Data extract:
== Segment start ==

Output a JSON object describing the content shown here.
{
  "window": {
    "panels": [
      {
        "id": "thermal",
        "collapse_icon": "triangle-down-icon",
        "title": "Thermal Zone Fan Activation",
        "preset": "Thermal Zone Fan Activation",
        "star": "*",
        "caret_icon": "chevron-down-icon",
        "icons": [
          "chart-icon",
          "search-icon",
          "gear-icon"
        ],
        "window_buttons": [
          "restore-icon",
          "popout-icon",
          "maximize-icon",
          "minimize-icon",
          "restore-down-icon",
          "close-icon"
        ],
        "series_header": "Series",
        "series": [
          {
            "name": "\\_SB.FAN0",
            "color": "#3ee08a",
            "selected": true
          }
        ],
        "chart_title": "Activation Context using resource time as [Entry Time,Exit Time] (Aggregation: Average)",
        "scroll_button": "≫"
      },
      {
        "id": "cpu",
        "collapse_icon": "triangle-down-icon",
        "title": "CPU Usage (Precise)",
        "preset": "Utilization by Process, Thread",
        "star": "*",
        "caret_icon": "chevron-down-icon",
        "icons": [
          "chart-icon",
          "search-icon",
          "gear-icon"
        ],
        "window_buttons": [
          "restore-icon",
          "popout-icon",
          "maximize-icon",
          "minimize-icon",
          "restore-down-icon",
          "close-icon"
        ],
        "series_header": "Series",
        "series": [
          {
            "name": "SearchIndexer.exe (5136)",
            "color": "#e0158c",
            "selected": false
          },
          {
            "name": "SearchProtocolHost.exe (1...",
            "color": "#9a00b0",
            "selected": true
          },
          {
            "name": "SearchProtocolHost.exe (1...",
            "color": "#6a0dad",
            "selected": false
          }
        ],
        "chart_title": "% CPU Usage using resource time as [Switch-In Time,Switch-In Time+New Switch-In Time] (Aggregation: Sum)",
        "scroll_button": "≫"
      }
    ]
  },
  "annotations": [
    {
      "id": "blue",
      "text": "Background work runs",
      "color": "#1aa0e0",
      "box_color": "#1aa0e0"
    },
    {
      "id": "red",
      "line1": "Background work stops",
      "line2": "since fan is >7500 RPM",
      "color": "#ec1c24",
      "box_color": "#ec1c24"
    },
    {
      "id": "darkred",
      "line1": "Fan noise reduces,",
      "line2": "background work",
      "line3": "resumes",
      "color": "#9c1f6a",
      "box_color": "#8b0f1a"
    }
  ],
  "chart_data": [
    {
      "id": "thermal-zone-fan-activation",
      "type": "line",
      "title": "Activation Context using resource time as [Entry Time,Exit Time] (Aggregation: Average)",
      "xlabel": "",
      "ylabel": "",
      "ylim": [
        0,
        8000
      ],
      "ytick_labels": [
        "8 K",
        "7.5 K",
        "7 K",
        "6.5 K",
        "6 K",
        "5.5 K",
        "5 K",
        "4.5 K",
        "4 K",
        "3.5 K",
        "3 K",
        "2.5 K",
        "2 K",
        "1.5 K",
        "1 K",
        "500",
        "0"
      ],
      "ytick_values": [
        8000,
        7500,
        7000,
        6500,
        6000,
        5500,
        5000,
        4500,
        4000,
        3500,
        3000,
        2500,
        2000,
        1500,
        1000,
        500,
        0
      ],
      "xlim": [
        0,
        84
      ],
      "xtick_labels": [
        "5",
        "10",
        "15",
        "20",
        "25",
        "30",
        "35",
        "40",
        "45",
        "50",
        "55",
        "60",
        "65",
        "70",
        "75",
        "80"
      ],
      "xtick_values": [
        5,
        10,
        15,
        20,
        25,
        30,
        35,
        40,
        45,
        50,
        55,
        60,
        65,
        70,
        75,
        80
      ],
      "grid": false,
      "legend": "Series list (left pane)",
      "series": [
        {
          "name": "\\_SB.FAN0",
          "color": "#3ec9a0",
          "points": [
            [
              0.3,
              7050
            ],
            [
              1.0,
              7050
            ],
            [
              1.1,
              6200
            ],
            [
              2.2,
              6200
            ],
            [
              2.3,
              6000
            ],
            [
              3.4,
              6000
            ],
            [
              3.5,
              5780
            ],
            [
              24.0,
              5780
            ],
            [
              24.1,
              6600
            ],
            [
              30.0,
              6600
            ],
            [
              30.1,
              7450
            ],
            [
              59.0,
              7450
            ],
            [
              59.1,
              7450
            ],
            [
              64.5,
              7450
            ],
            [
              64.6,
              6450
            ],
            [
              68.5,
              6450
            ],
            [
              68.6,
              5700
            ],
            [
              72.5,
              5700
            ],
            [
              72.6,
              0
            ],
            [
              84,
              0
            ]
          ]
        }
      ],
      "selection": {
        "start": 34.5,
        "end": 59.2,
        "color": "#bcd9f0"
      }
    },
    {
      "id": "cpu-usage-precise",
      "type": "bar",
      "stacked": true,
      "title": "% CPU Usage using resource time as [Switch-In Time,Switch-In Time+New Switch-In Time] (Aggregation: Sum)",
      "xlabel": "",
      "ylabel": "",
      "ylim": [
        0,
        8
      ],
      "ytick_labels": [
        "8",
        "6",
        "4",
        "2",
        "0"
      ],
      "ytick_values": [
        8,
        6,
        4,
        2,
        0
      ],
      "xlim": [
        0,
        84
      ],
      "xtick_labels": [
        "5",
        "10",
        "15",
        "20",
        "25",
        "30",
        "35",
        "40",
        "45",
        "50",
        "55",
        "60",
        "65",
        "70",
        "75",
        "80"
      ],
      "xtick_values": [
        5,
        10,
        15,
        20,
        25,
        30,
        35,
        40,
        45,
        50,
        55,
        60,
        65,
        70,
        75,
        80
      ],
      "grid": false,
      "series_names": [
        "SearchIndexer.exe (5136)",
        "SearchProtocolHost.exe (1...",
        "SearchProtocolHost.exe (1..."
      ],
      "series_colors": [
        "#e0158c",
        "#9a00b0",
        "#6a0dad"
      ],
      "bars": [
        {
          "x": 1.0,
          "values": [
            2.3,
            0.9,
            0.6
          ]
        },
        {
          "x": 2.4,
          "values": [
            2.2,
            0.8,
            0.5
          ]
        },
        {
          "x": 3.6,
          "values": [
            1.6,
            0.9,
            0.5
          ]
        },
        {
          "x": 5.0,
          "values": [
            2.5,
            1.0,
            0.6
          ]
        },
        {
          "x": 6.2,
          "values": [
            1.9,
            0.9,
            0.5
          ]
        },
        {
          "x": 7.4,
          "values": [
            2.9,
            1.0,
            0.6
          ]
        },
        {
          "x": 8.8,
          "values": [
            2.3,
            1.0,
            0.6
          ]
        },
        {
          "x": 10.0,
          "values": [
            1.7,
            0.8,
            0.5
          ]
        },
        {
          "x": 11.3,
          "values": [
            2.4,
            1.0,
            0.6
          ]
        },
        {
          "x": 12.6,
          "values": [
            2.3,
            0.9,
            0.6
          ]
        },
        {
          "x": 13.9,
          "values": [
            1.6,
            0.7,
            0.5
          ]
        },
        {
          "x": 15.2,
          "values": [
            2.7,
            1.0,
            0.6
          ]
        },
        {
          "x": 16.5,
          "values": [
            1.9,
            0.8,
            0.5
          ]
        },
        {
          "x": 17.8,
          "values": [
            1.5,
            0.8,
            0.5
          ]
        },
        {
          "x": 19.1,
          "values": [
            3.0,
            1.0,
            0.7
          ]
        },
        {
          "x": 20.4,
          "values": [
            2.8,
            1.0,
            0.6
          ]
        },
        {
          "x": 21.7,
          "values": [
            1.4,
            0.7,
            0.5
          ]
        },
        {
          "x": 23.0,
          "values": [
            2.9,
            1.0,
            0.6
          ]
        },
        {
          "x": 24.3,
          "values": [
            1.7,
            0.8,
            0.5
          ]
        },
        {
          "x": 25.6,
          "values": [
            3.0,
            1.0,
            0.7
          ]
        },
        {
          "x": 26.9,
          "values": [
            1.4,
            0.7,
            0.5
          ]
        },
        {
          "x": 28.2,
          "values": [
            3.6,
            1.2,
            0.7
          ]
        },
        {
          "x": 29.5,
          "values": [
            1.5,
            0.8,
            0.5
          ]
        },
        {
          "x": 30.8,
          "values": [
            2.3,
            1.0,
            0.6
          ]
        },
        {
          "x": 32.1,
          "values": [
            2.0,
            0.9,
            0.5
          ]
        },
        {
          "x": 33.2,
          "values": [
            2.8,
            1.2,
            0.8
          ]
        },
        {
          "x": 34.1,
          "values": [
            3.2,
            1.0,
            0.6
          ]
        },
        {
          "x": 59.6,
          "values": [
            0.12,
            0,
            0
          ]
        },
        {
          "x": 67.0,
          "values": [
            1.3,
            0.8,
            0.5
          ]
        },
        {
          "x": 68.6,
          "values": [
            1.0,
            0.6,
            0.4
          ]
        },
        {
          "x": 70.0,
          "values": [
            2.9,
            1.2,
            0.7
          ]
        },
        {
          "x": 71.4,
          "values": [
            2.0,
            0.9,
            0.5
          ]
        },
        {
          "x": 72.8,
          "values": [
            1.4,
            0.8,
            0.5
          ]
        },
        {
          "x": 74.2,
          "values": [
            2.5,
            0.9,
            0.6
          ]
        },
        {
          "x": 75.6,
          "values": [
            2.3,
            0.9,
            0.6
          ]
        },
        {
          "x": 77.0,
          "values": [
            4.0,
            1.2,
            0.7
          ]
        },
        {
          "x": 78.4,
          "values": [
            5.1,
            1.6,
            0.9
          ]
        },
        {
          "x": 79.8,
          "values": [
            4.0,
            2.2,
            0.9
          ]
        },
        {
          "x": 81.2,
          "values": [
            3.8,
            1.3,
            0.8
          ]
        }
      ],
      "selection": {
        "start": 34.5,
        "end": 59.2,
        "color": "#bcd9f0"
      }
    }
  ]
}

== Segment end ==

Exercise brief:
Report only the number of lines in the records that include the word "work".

Reply:
3